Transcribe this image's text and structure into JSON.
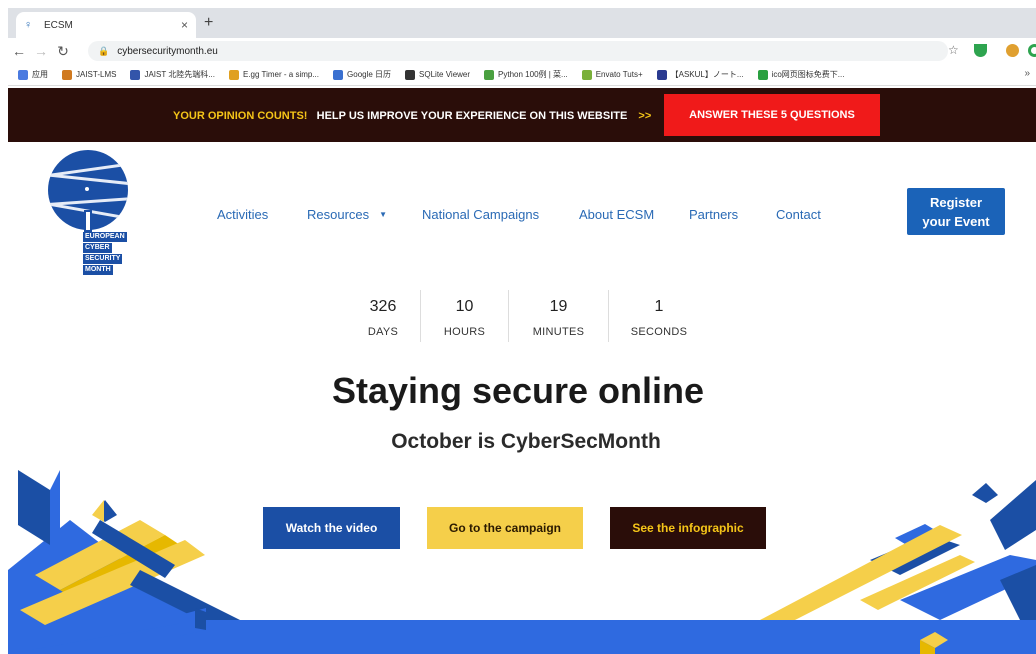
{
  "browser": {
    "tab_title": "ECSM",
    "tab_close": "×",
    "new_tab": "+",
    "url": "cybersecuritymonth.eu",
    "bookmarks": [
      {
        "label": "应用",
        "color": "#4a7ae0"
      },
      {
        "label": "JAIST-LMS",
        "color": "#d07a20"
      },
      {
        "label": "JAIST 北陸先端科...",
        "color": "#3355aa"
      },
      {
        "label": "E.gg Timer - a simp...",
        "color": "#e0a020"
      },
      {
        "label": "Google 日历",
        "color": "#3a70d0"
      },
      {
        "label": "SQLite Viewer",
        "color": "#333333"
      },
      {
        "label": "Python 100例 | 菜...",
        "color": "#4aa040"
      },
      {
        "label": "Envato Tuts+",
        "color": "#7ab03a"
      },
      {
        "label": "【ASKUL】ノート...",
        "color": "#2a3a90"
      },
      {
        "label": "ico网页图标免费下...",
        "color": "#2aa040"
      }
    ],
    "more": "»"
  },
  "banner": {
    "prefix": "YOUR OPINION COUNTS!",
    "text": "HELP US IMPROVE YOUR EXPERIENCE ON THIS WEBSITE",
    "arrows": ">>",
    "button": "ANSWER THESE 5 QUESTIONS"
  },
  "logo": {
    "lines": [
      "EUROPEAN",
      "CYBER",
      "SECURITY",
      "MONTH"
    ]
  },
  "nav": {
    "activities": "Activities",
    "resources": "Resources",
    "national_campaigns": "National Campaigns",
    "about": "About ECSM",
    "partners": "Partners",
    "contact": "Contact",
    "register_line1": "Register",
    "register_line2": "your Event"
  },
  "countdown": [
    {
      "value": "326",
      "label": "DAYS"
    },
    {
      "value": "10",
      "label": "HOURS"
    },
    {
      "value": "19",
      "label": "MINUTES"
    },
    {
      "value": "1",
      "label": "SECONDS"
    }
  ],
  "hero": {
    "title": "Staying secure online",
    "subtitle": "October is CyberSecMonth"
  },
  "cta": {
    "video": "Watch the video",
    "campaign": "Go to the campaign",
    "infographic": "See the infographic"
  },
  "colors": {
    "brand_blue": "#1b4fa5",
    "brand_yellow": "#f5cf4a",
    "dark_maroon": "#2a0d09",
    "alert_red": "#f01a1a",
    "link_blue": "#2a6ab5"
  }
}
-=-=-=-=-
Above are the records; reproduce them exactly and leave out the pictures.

Solution to the exercise
Transcribe this image's text and structure into JSON.
{
  "browser": {
    "tab_title": "ECSM",
    "tab_close": "×",
    "new_tab": "+",
    "url": "cybersecuritymonth.eu",
    "bookmarks": [
      {
        "label": "应用",
        "color": "#4a7ae0"
      },
      {
        "label": "JAIST-LMS",
        "color": "#d07a20"
      },
      {
        "label": "JAIST 北陸先端科...",
        "color": "#3355aa"
      },
      {
        "label": "E.gg Timer - a simp...",
        "color": "#e0a020"
      },
      {
        "label": "Google 日历",
        "color": "#3a70d0"
      },
      {
        "label": "SQLite Viewer",
        "color": "#333333"
      },
      {
        "label": "Python 100例 | 菜...",
        "color": "#4aa040"
      },
      {
        "label": "Envato Tuts+",
        "color": "#7ab03a"
      },
      {
        "label": "【ASKUL】ノート...",
        "color": "#2a3a90"
      },
      {
        "label": "ico网页图标免费下...",
        "color": "#2aa040"
      }
    ],
    "more": "»"
  },
  "banner": {
    "prefix": "YOUR OPINION COUNTS!",
    "text": "HELP US IMPROVE YOUR EXPERIENCE ON THIS WEBSITE",
    "arrows": ">>",
    "button": "ANSWER THESE 5 QUESTIONS"
  },
  "logo": {
    "lines": [
      "EUROPEAN",
      "CYBER",
      "SECURITY",
      "MONTH"
    ]
  },
  "nav": {
    "activities": "Activities",
    "resources": "Resources",
    "national_campaigns": "National Campaigns",
    "about": "About ECSM",
    "partners": "Partners",
    "contact": "Contact",
    "register_line1": "Register",
    "register_line2": "your Event"
  },
  "countdown": [
    {
      "value": "326",
      "label": "DAYS"
    },
    {
      "value": "10",
      "label": "HOURS"
    },
    {
      "value": "19",
      "label": "MINUTES"
    },
    {
      "value": "1",
      "label": "SECONDS"
    }
  ],
  "hero": {
    "title": "Staying secure online",
    "subtitle": "October is CyberSecMonth"
  },
  "cta": {
    "video": "Watch the video",
    "campaign": "Go to the campaign",
    "infographic": "See the infographic"
  },
  "colors": {
    "brand_blue": "#1b4fa5",
    "brand_yellow": "#f5cf4a",
    "dark_maroon": "#2a0d09",
    "alert_red": "#f01a1a",
    "link_blue": "#2a6ab5"
  }
}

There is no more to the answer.